Pastor’s Blog April 10th, 2019
A discussion of the Scripture for Sunday April 14th, 2019
Scripture for This Week: Luke 19:28-43 Scripture for Next Week: Luke 24:1-12
Context is everything. We hear a snippet of conversation and our anger flairs, emotions run high, we assume we know what is going on because of the little we have heard, but often we are only aware of part of the story. Welcome to the world of trying to understand what the Holy Spirit is saying to us through the Bible!
Our scripture today is a very famous one; too famous perhaps. We have heard it so often that we think we know it by heart and have learned everything that could be known about it. To learn more, we need to look at the context. The story of Jesus’ triumphal entry into Jerusalem begins with the words, “After Jesus said this.” This is a clue for us that the story teller is tying together what is about to happen to what has just happened. So, to understand what is going on in context, we look to the previous part of the story. In the preceding parable, Jesus describes the nature of human kings. At the beginning of that parable a nobleman has been called to Rome to be appointed king by the emperor. There is a resistance faction that also sends delegates to Rome. They go to try to convince the emperor not to anoint the nobleman king. The nobleman, however, is granted kingship, and the parable ends with these words, “But as for these enemies of mine who did not want me to be king over them—bring them here and slaughter them in my presence (Luke 19:27).” This is how human kings behave. Power corrupts; ultimate power corrupts ultimately.
We widen our context even further by exploring the nature of kings from a biblical perspective. It is in 1 Samuel that the Israelites first begin to demand a king. God speaks to the prophet Samuel and tells him to try and convince the people to change their desires for a king. God knows that when a human being is given the power of the kingship or the presidency or the prime minister, that power will invariably corrupt.

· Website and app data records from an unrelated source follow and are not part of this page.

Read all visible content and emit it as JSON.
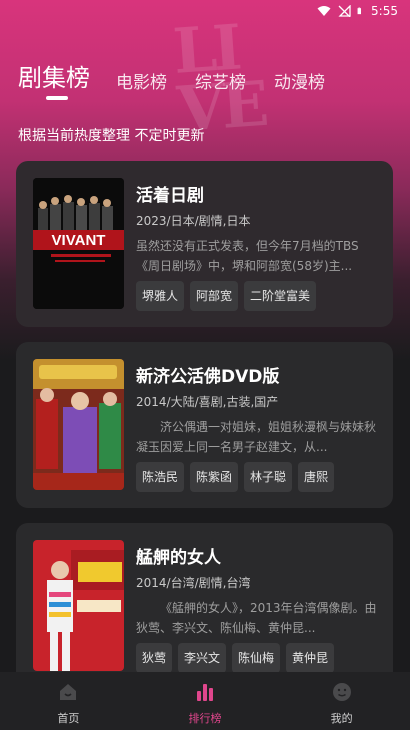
{
  "status_bar": {
    "time": "5:55"
  },
  "tabs": [
    {
      "label": "剧集榜"
    },
    {
      "label": "电影榜"
    },
    {
      "label": "综艺榜"
    },
    {
      "label": "动漫榜"
    }
  ],
  "subtitle": "根据当前热度整理 不定时更新",
  "cards": [
    {
      "title": "活着日剧",
      "meta": "2023/日本/剧情,日本",
      "desc": "虽然还没有正式发表，但今年7月档的TBS《周日剧场》中，堺和阿部宽(58岁)主...",
      "poster_text": "VIVANT",
      "tags": [
        "堺雅人",
        "阿部宽",
        "二阶堂富美"
      ]
    },
    {
      "title": "新济公活佛DVD版",
      "meta": "2014/大陆/喜剧,古装,国产",
      "desc": "济公偶遇一对姐妹，姐姐秋漫枫与妹妹秋凝玉因爱上同一名男子赵建文，从...",
      "tags": [
        "陈浩民",
        "陈紫函",
        "林子聪",
        "唐熙"
      ]
    },
    {
      "title": "艋舺的女人",
      "meta": "2014/台湾/剧情,台湾",
      "desc": "《艋舺的女人》，2013年台湾偶像剧。由狄莺、李兴文、陈仙梅、黄仲昆...",
      "tags": [
        "狄莺",
        "李兴文",
        "陈仙梅",
        "黄仲昆"
      ]
    }
  ],
  "bottom_nav": [
    {
      "label": "首页",
      "icon": "home-icon"
    },
    {
      "label": "排行榜",
      "icon": "ranking-icon"
    },
    {
      "label": "我的",
      "icon": "profile-icon"
    }
  ],
  "colors": {
    "accent": "#e0468c",
    "card_bg": "#2a2a2c",
    "tag_bg": "#3b3b3d"
  }
}
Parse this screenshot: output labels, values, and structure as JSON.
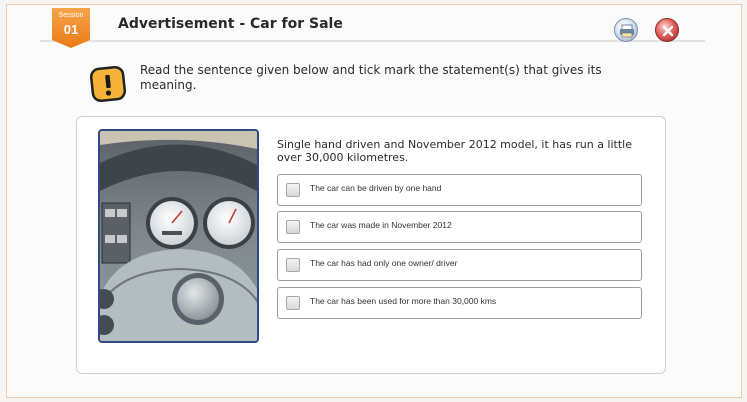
{
  "header": {
    "session_label": "Session",
    "session_number": "01",
    "title": "Advertisement - Car for Sale",
    "print_icon": "print-icon",
    "close_icon": "close-icon"
  },
  "instruction": {
    "icon": "warning-exclamation-icon",
    "text": "Read the sentence given below and tick mark the statement(s) that gives its meaning."
  },
  "question": {
    "image": "car-dashboard-illustration",
    "statement": "Single hand driven and November 2012 model, it has run a little over 30,000 kilometres.",
    "options": [
      {
        "label": "The car can be driven by one hand",
        "checked": false
      },
      {
        "label": "The car was made in November 2012",
        "checked": false
      },
      {
        "label": "The car has had only one owner/ driver",
        "checked": false
      },
      {
        "label": "The car has been used for more than 30,000 kms",
        "checked": false
      }
    ]
  },
  "colors": {
    "accent_orange": "#f08a2a",
    "image_border": "#2f4a86",
    "close_red": "#e0635f"
  }
}
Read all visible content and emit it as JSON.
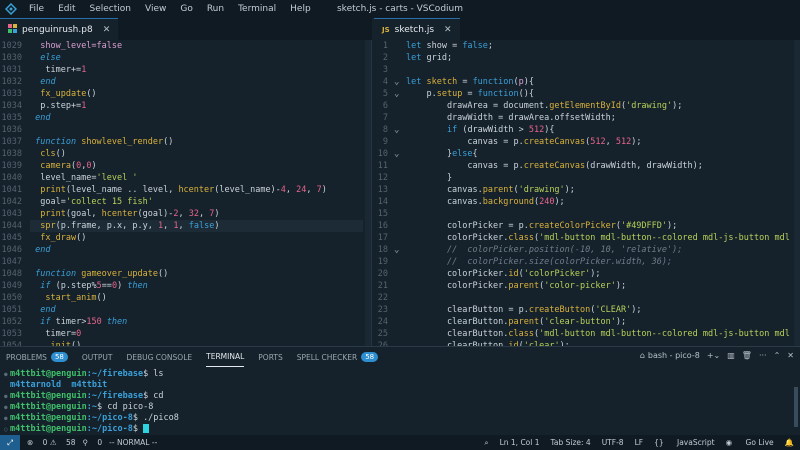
{
  "titlebar": {
    "menu": [
      "File",
      "Edit",
      "Selection",
      "View",
      "Go",
      "Run",
      "Terminal",
      "Help"
    ],
    "title": "sketch.js - carts - VSCodium"
  },
  "left_tab": {
    "label": "penguinrush.p8"
  },
  "right_tab": {
    "label": "sketch.js",
    "icon_text": "JS"
  },
  "left_editor": {
    "lines": [
      {
        "n": "1029",
        "html": "  <span class=\"pm\">show_level=false</span>"
      },
      {
        "n": "1030",
        "html": "  <span class=\"kwi\">else</span>"
      },
      {
        "n": "1031",
        "html": "   timer+=<span class=\"num\">1</span>"
      },
      {
        "n": "1032",
        "html": "  <span class=\"kwi\">end</span>"
      },
      {
        "n": "1033",
        "html": "  <span class=\"fn\">fx_update</span>()"
      },
      {
        "n": "1034",
        "html": "  p.step+=<span class=\"num\">1</span>"
      },
      {
        "n": "1035",
        "html": " <span class=\"kwi\">end</span>"
      },
      {
        "n": "1036",
        "html": ""
      },
      {
        "n": "1037",
        "html": " <span class=\"kwi\">function</span> <span class=\"fn\">showlevel_render</span>()"
      },
      {
        "n": "1038",
        "html": "  <span class=\"fn\">cls</span>()"
      },
      {
        "n": "1039",
        "html": "  <span class=\"fn\">camera</span>(<span class=\"num\">0</span>,<span class=\"num\">0</span>)"
      },
      {
        "n": "1040",
        "html": "  level_name=<span class=\"str\">'level '</span>"
      },
      {
        "n": "1041",
        "html": "  <span class=\"fn\">print</span>(level_name .. level, <span class=\"fn\">hcenter</span>(level_name)-<span class=\"num\">4</span>, <span class=\"num\">24</span>, <span class=\"num\">7</span>)"
      },
      {
        "n": "1042",
        "html": "  goal=<span class=\"str\">'collect 15 fish'</span>"
      },
      {
        "n": "1043",
        "html": "  <span class=\"fn\">print</span>(goal, <span class=\"fn\">hcenter</span>(goal)-<span class=\"num\">2</span>, <span class=\"num\">32</span>, <span class=\"num\">7</span>)"
      },
      {
        "n": "1044",
        "html": "  <span class=\"fn\">spr</span>(p.frame, p.x, p.y, <span class=\"num\">1</span>, <span class=\"num\">1</span>, <span class=\"kw\">false</span>)",
        "hl": true
      },
      {
        "n": "1045",
        "html": "  <span class=\"fn\">fx_draw</span>()"
      },
      {
        "n": "1046",
        "html": " <span class=\"kwi\">end</span>"
      },
      {
        "n": "1047",
        "html": ""
      },
      {
        "n": "1048",
        "html": " <span class=\"kwi\">function</span> <span class=\"fn\">gameover_update</span>()"
      },
      {
        "n": "1049",
        "html": "  <span class=\"kwi\">if</span> (p.step%<span class=\"num\">5</span>==<span class=\"num\">0</span>) <span class=\"kwi\">then</span>"
      },
      {
        "n": "1050",
        "html": "   <span class=\"fn\">start_anim</span>()"
      },
      {
        "n": "1051",
        "html": "  <span class=\"kwi\">end</span>"
      },
      {
        "n": "1052",
        "html": "  <span class=\"kwi\">if</span> timer><span class=\"num\">150</span> <span class=\"kwi\">then</span>"
      },
      {
        "n": "1053",
        "html": "   timer=<span class=\"num\">0</span>"
      },
      {
        "n": "1054",
        "html": "   <span class=\"fn\">_init</span>()"
      }
    ]
  },
  "right_editor": {
    "lines": [
      {
        "n": "1",
        "f": "",
        "html": "<span class=\"kw\">let</span> show = <span class=\"kw\">false</span>;"
      },
      {
        "n": "2",
        "f": "",
        "html": "<span class=\"kw\">let</span> grid;"
      },
      {
        "n": "3",
        "f": "",
        "html": ""
      },
      {
        "n": "4",
        "f": "⌄",
        "html": "<span class=\"kw\">let</span> <span class=\"fn\">sketch</span> = <span class=\"kw\">function</span>(<span class=\"pm\">p</span>){"
      },
      {
        "n": "5",
        "f": "⌄",
        "html": "    p.<span class=\"fn\">setup</span> = <span class=\"kw\">function</span>(){"
      },
      {
        "n": "6",
        "f": "",
        "html": "        drawArea = document.<span class=\"fn\">getElementById</span>(<span class=\"str\">'drawing'</span>);"
      },
      {
        "n": "7",
        "f": "",
        "html": "        drawWidth = drawArea.offsetWidth;"
      },
      {
        "n": "8",
        "f": "⌄",
        "html": "        <span class=\"kw\">if</span> (drawWidth > <span class=\"num\">512</span>){"
      },
      {
        "n": "9",
        "f": "",
        "html": "            canvas = p.<span class=\"fn\">createCanvas</span>(<span class=\"num\">512</span>, <span class=\"num\">512</span>);"
      },
      {
        "n": "10",
        "f": "⌄",
        "html": "        }<span class=\"kw\">else</span>{"
      },
      {
        "n": "11",
        "f": "",
        "html": "            canvas = p.<span class=\"fn\">createCanvas</span>(drawWidth, drawWidth);"
      },
      {
        "n": "12",
        "f": "",
        "html": "        }"
      },
      {
        "n": "13",
        "f": "",
        "html": "        canvas.<span class=\"fn\">parent</span>(<span class=\"str\">'drawing'</span>);"
      },
      {
        "n": "14",
        "f": "",
        "html": "        canvas.<span class=\"fn\">background</span>(<span class=\"num\">240</span>);"
      },
      {
        "n": "15",
        "f": "",
        "html": ""
      },
      {
        "n": "16",
        "f": "",
        "html": "        colorPicker = p.<span class=\"fn\">createColorPicker</span>(<span class=\"str\">'#49DFFD'</span>);"
      },
      {
        "n": "17",
        "f": "",
        "html": "        colorPicker.<span class=\"fn\">class</span>(<span class=\"str\">'mdl-button mdl-button--colored mdl-js-button mdl</span>"
      },
      {
        "n": "18",
        "f": "⌄",
        "html": "        <span class=\"cm\">//  colorPicker.position(-10, 10, 'relative');</span>"
      },
      {
        "n": "19",
        "f": "",
        "html": "        <span class=\"cm\">//  colorPicker.size(colorPicker.width, 36);</span>"
      },
      {
        "n": "20",
        "f": "",
        "html": "        colorPicker.<span class=\"fn\">id</span>(<span class=\"str\">'colorPicker'</span>);"
      },
      {
        "n": "21",
        "f": "",
        "html": "        colorPicker.<span class=\"fn\">parent</span>(<span class=\"str\">'color-picker'</span>);"
      },
      {
        "n": "22",
        "f": "",
        "html": ""
      },
      {
        "n": "23",
        "f": "",
        "html": "        clearButton = p.<span class=\"fn\">createButton</span>(<span class=\"str\">'CLEAR'</span>);"
      },
      {
        "n": "24",
        "f": "",
        "html": "        clearButton.<span class=\"fn\">parent</span>(<span class=\"str\">'clear-button'</span>);"
      },
      {
        "n": "25",
        "f": "",
        "html": "        clearButton.<span class=\"fn\">class</span>(<span class=\"str\">'mdl-button mdl-button--colored mdl-js-button mdl</span>"
      },
      {
        "n": "26",
        "f": "",
        "html": "        clearButton.<span class=\"fn\">id</span>(<span class=\"str\">'clear'</span>);"
      }
    ]
  },
  "panel": {
    "tabs": [
      {
        "label": "PROBLEMS",
        "badge": "58"
      },
      {
        "label": "OUTPUT"
      },
      {
        "label": "DEBUG CONSOLE"
      },
      {
        "label": "TERMINAL",
        "active": true
      },
      {
        "label": "PORTS"
      },
      {
        "label": "SPELL CHECKER",
        "badge": "58"
      }
    ],
    "terminal_name": "bash - pico-8",
    "terminal": [
      {
        "user": "m4ttbit@penguin",
        "path": ":~/firebase",
        "cmd": "$ ls"
      },
      {
        "out": "m4ttarnold  m4ttbit"
      },
      {
        "user": "m4ttbit@penguin",
        "path": ":~/firebase",
        "cmd": "$ cd"
      },
      {
        "user": "m4ttbit@penguin",
        "path": ":~",
        "cmd": "$ cd pico-8"
      },
      {
        "user": "m4ttbit@penguin",
        "path": ":~/pico-8",
        "cmd": "$ ./pico8"
      },
      {
        "user": "m4ttbit@penguin",
        "path": ":~/pico-8",
        "cmd": "$ ",
        "cursor": true
      }
    ]
  },
  "statusbar": {
    "errors": "0",
    "warnings": "58",
    "ports": "0",
    "mode": "-- NORMAL --",
    "position": "Ln 1, Col 1",
    "tab_size": "Tab Size: 4",
    "encoding": "UTF-8",
    "eol": "LF",
    "language": "JavaScript",
    "go_live": "Go Live"
  },
  "colors": {
    "accent": "#2d8fd0",
    "background": "#15212b",
    "terminal_user": "#3fbf6a",
    "terminal_path": "#3aa0d8"
  }
}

God said, “These will be the ways of the king who will reign over you: he will take your sons and appoint them to his chariots and to be his horsemen, and to run before his chariots; 12 and he will appoint for himself commanders of thousands and commanders of fifties, and some to plow his ground and to reap his harvest, and to make his implements of war and the equipment of his chariots. 13 He will take your daughters to be perfumers and cooks and bakers. 14 He will take the best of your fields and vineyards and olive orchards and give them to his courtiers. 15 He will take one-tenth of your grain and of your vineyards and give it to his officers and his courtiers. 16 He will take your male and female slaves, and the best of your cattle and donkeys, and put them to his work. 17 He will take one-tenth of your flocks, and you shall be his slaves. 18 And in that day you will cry out because of your king, whom you have chosen for yourselves; but the LORD will not answer you in that day (1 Sa 8:11–18.).”
Now back to our story. Jesus is entering Jerusalem, and the people are filled with joy because they think they are getting a new king. After at least 800 years of being used by kings, they still have not learned that politicians will never solve their problems. With the crowds going crazy, screaming their heads off in joy around him, Jesus breaks down and weeps. “As he came near and saw the city, he wept over it, saying, “If you, even you, had only recognized on this day the things that make for peace! But now they are hidden from your eyes. Indeed, the days will come upon you, when your enemies will set up ramparts around you and surround you, and hem you in on every side (Luke 19:41-43).” The people have lost sight of the story. They are not paying attention to the context. They are hoping that a new politician will fix their problems, and they have taken their eyes off of the things that would make for peace.
Flash forward to today. We are rejoicing at coming of our “king.” Over the next two weeks we will be preparing to celebrate the resurrection of Jesus. But will the resurrection really make any difference in our lives?
- Will we still argue about what candidates are best? Or will we come to the realization that the only way the world will change is if we begin to live that change? Politicians will not make the world a better place unless the people rise up and insist upon it.
- Will we continue to pledge allegiance to our country and give lip service to God? Or will we pledge our allegiance to God and follow the way of the risen Christ?
- Will we have the courage to follow Christ regardless of the fact that this might mean deviating from the policies of our country?
- Will we be willing to follow Christ in the way of peace even if it means making significant sacrifices in our lives?
- Will we be willing to carry Jesus’ cross of peace?
- What are your specific goals for following Christ and sharing the peace of Christ this year?
Jesus is the king of peace. Are we willing to accept that? Are we willing to live that? Are we willing to focus our lives upon the things that make for peace?
May the peace of Christ fill you to overflowing so that lives, communities, and the world are be transformed by the way of peace.
Go into the world and serve our lord.